In population genetics
, the concept of effective population size Ne
was introduced by the American geneticist Sewall Wright
, who wrote two landmark papers on it (Wright 1931, 1938). He defined it as "the number of breeding individuals in an idealized population
that would show the same amount of dispersion of allele frequencies
under random genetic drift
or the same amount of inbreeding
as the population under consideration". It is a basic parameter in many models in population genetics
. The effective population size is usually smaller than the absolute population size
). See also small population size
Effective population size may be defined in two ways, variance effective size and inbreeding effective size. These are closely linked, and derived from F-statistics.
Variance effective size
In the Wright-Fisher idealized population model, the conditional variance of the allele frequency , given the allele frequency in the previous generation, is
Let denote the same, typically larger, variance in the actual population under consideration. The variance effective population size is defined as the size of an idealized population with the same variance. This is found by equating with and solving for which gives
Inbreeding effective size
Alternatively, the effective population size may be defined by noting how the inbreeding coefficient changes from one generation to the next, and then defining Ne as the size of the idealized population that has the same change in inbreeding. The presentation follows Kempthorne (1957).
For the idealized population, the inbreeding coefficients follow the recurrence equation
Using Panmictic Index (1 − F) instead of inbreeding coefficient, we get the approximate reccurrence equation
The difference per generation is
The inbreeding effective size can be found by solving
although researchers rarely use this equation directly.
Variations in population size
Population size varies over time. Suppose there are t non-overlapping generations, then effective population size is given by the harmonic mean of the population sizes:
For example, say the population size was N = 10, 100, 50, 80, 20, 500 for six generations (t = 6). Then the effective population size is the harmonic mean of these, giving:
Note this is less than the arithmetic mean of the population size, which in this example is 126.7.
Of particular concern is the effect of a population bottleneck.
Another way of calculating it
Equation for calculating Ne for populations with variation in family size: Ne = (4N)/(Vk + 2) Where Vk is the variance in population size. Large variance in family size is bad because large variations in family size lead to inbreeding.
If a population is dioecious, i.e. there is no self-fertilisation then
or more generally,
where D represents dioeciousness and may take the value 0 (for not dioecious) or 1 for dioecious.
When N is large, Ne approximately equals N, so this is usually trivial and often ignored:
When the sex ratio of a population varies from the Fisherian 1:1 ratio, effective population size is given by:
Where Nm is the number of males and Nf the number of females. For example, with 80 males and 20 females (an absolute population size of 100):
Again, this results in Ne being less than N.
Unequal contributions to the next generation

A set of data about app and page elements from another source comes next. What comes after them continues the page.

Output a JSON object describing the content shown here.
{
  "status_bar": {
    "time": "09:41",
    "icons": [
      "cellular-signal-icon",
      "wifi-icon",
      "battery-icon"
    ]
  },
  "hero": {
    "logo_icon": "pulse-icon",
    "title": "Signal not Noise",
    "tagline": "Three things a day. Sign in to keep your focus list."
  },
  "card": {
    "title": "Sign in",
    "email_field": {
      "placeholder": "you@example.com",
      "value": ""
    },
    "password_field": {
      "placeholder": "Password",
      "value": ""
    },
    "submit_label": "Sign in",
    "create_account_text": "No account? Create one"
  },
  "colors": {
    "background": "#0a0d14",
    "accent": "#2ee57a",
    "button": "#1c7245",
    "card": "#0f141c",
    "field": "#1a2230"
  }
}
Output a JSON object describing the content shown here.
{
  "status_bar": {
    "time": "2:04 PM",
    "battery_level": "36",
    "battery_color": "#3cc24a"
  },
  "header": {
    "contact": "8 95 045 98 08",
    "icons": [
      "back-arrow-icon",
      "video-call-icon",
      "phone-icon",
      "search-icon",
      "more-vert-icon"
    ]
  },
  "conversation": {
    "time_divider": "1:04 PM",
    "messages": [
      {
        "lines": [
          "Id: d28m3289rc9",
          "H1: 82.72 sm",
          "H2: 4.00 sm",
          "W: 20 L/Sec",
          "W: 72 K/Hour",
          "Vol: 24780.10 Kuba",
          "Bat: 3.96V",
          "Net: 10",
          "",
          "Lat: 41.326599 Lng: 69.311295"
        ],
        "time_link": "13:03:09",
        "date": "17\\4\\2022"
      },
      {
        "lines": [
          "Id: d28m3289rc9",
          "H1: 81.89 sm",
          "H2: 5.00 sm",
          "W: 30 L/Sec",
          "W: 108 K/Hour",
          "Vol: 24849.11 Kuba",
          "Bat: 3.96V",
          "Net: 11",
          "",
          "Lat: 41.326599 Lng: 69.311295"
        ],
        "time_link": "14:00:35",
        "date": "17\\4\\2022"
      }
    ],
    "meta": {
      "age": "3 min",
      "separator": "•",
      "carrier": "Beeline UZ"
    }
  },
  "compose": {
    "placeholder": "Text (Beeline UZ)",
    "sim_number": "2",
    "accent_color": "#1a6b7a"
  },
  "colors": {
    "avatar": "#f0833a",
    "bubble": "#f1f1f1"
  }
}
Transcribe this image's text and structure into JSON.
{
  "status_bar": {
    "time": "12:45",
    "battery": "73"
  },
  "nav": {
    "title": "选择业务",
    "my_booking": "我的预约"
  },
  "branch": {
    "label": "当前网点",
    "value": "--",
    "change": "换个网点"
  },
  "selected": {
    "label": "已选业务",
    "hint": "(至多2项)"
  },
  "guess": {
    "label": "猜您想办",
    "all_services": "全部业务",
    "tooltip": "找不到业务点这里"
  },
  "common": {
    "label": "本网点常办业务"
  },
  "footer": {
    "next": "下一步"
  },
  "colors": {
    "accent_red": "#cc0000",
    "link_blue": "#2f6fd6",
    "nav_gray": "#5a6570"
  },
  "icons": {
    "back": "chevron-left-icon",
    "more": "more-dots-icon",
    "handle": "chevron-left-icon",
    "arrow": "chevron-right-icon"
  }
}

If population size is to remain constant, each individual must contribute on average two gametes to the next generation. An idealized population assumes that this follows a Poisson distribution so that the variance of the number of gametes contributed, k is equal to the mean number contributed, i.e. 2:
However, in natural populations the variance is larger than this, i.e.
The effective population size is then given by:
Note that if the variance of k is less than 2, Ne is greater than N. Heritable variation in fecundity, usually pushes Ne lower.
Overlapping generations and age-structured populations
When organisms live longer than one breeding season, effective population sizes have to take into account the life tables for the species.
Assume a haploid population with discrete age structure. An example might be an organism that can survive several discrete breeding seasons. Further, define the following age structure characteristics:
- Fisher's reproductive value for age ,
- The chance an individual will survive to age , and
- The number of newborn individuals per breeding season.
The generation time is calculated as
- average age of a reproducing individual
Then, the inbreeding effective population size is (Felsenstein 1971)
Similarly, the inbreeding effective number can be calculated for a diploid population with discrete age structure. This was first given by Johnson (1977), but the notation more closely resembles Emigh and Pollak (1979).
Assume the same basic parameters for the life table as given for the Haploid case, but distinguishing between male and female, such as and for the number of newborn females and males, respectively (notice lower case f for females,compared to upper case F for inbreeding).
The inbreeding effective number is calculated from
- Emigh, T. H. and E. Pollak (1979). Fixation probabilities and effective population numbers in diploid populations with overlapping generations. Theoretical Population Biology 15: 86-107.
- Felsenstein, J. (1971). "Inbreeding and variance effective numbers in populations with overlapping generations". Genetics 68 581–597.
- Johnson, D. L. (1977). Inbreeding in populations with overlapping generations. Genetics 87:581-591.
- Kempthorne, O. (1957, ). An Introduction to Genetic Statistics. 1969 Printing is Iowa State University Press.
- Wright, S. (1931). Evolution in Mendelian populations. Genetics 16: 97-159 Offsite pdf file
- Wright, S. (1938). Size of population and breeding structure in relation to evolution. Science 87:430-431